WHAT YOU ARE ASKED TO DO: Exactly as written and without the pictures, output the entries below.

RECORDS FOR THE EXERCISE:
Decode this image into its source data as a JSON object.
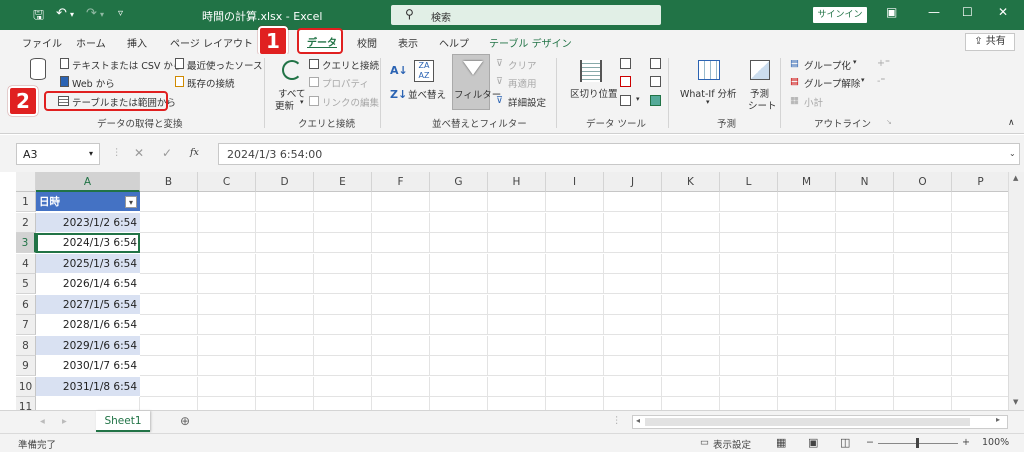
{
  "window": {
    "title": "時間の計算.xlsx  -  Excel",
    "search_label": "検索",
    "signin_label": "サインイン",
    "icons": [
      "save-icon",
      "undo-icon",
      "redo-icon",
      "customize-icon",
      "ribbon-display-icon",
      "minimize-icon",
      "maximize-icon",
      "close-icon"
    ]
  },
  "tabs": [
    {
      "label": "ファイル"
    },
    {
      "label": "ホーム"
    },
    {
      "label": "挿入"
    },
    {
      "label": "ページ レイアウト"
    },
    {
      "label": "データ",
      "active": true
    },
    {
      "label": "校閲"
    },
    {
      "label": "表示"
    },
    {
      "label": "ヘルプ"
    },
    {
      "label": "テーブル デザイン"
    }
  ],
  "share_label": "共有",
  "badges": {
    "step1": "1",
    "step2": "2"
  },
  "ribbon": {
    "get_data": {
      "text_csv": "テキストまたは CSV から",
      "web": "Web から",
      "from_table": "テーブルまたは範囲から",
      "recent_sources": "最近使ったソース",
      "existing_connections": "既存の接続",
      "group": "データの取得と変換"
    },
    "queries": {
      "refresh_all": "すべて",
      "refresh_all_2": "更新",
      "queries_conn": "クエリと接続",
      "properties": "プロパティ",
      "edit_links": "リンクの編集",
      "group": "クエリと接続"
    },
    "sort_filter": {
      "sort": "並べ替え",
      "filter": "フィルター",
      "clear": "クリア",
      "reapply": "再適用",
      "advanced": "詳細設定",
      "group": "並べ替えとフィルター"
    },
    "data_tools": {
      "text_to_columns": "区切り位置",
      "group": "データ ツール"
    },
    "forecast": {
      "whatif": "What-If 分析",
      "forecast_sheet_1": "予測",
      "forecast_sheet_2": "シート",
      "group": "予測"
    },
    "outline": {
      "group_btn": "グループ化",
      "ungroup": "グループ解除",
      "subtotal": "小計",
      "group": "アウトライン"
    }
  },
  "formula_bar": {
    "name_box": "A3",
    "fx": "fx",
    "value": "2024/1/3  6:54:00"
  },
  "columns": [
    "A",
    "B",
    "C",
    "D",
    "E",
    "F",
    "G",
    "H",
    "I",
    "J",
    "K",
    "L",
    "M",
    "N",
    "O",
    "P"
  ],
  "rows": [
    "1",
    "2",
    "3",
    "4",
    "5",
    "6",
    "7",
    "8",
    "9",
    "10",
    "11"
  ],
  "table": {
    "header": "日時",
    "values": [
      "2023/1/2 6:54",
      "2024/1/3 6:54",
      "2025/1/3 6:54",
      "2026/1/4 6:54",
      "2027/1/5 6:54",
      "2028/1/6 6:54",
      "2029/1/6 6:54",
      "2030/1/7 6:54",
      "2031/1/8 6:54"
    ],
    "header_color": "#4472c4",
    "band_color": "#d9e1f2"
  },
  "sheet_tab": "Sheet1",
  "status": {
    "ready": "準備完了",
    "display_settings": "表示設定",
    "zoom": "100%"
  }
}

ANSWER TO THIS TASK:
Decode this image into its source data as a JSON object.
{
  "window": {
    "title": "時間の計算.xlsx  -  Excel",
    "search_label": "検索",
    "signin_label": "サインイン",
    "icons": [
      "save-icon",
      "undo-icon",
      "redo-icon",
      "customize-icon",
      "ribbon-display-icon",
      "minimize-icon",
      "maximize-icon",
      "close-icon"
    ]
  },
  "tabs": [
    {
      "label": "ファイル"
    },
    {
      "label": "ホーム"
    },
    {
      "label": "挿入"
    },
    {
      "label": "ページ レイアウト"
    },
    {
      "label": "データ",
      "active": true
    },
    {
      "label": "校閲"
    },
    {
      "label": "表示"
    },
    {
      "label": "ヘルプ"
    },
    {
      "label": "テーブル デザイン"
    }
  ],
  "share_label": "共有",
  "badges": {
    "step1": "1",
    "step2": "2"
  },
  "ribbon": {
    "get_data": {
      "text_csv": "テキストまたは CSV から",
      "web": "Web から",
      "from_table": "テーブルまたは範囲から",
      "recent_sources": "最近使ったソース",
      "existing_connections": "既存の接続",
      "group": "データの取得と変換"
    },
    "queries": {
      "refresh_all": "すべて",
      "refresh_all_2": "更新",
      "queries_conn": "クエリと接続",
      "properties": "プロパティ",
      "edit_links": "リンクの編集",
      "group": "クエリと接続"
    },
    "sort_filter": {
      "sort": "並べ替え",
      "filter": "フィルター",
      "clear": "クリア",
      "reapply": "再適用",
      "advanced": "詳細設定",
      "group": "並べ替えとフィルター"
    },
    "data_tools": {
      "text_to_columns": "区切り位置",
      "group": "データ ツール"
    },
    "forecast": {
      "whatif": "What-If 分析",
      "forecast_sheet_1": "予測",
      "forecast_sheet_2": "シート",
      "group": "予測"
    },
    "outline": {
      "group_btn": "グループ化",
      "ungroup": "グループ解除",
      "subtotal": "小計",
      "group": "アウトライン"
    }
  },
  "formula_bar": {
    "name_box": "A3",
    "fx": "fx",
    "value": "2024/1/3  6:54:00"
  },
  "columns": [
    "A",
    "B",
    "C",
    "D",
    "E",
    "F",
    "G",
    "H",
    "I",
    "J",
    "K",
    "L",
    "M",
    "N",
    "O",
    "P"
  ],
  "rows": [
    "1",
    "2",
    "3",
    "4",
    "5",
    "6",
    "7",
    "8",
    "9",
    "10",
    "11"
  ],
  "table": {
    "header": "日時",
    "values": [
      "2023/1/2 6:54",
      "2024/1/3 6:54",
      "2025/1/3 6:54",
      "2026/1/4 6:54",
      "2027/1/5 6:54",
      "2028/1/6 6:54",
      "2029/1/6 6:54",
      "2030/1/7 6:54",
      "2031/1/8 6:54"
    ],
    "header_color": "#4472c4",
    "band_color": "#d9e1f2"
  },
  "sheet_tab": "Sheet1",
  "status": {
    "ready": "準備完了",
    "display_settings": "表示設定",
    "zoom": "100%"
  }
}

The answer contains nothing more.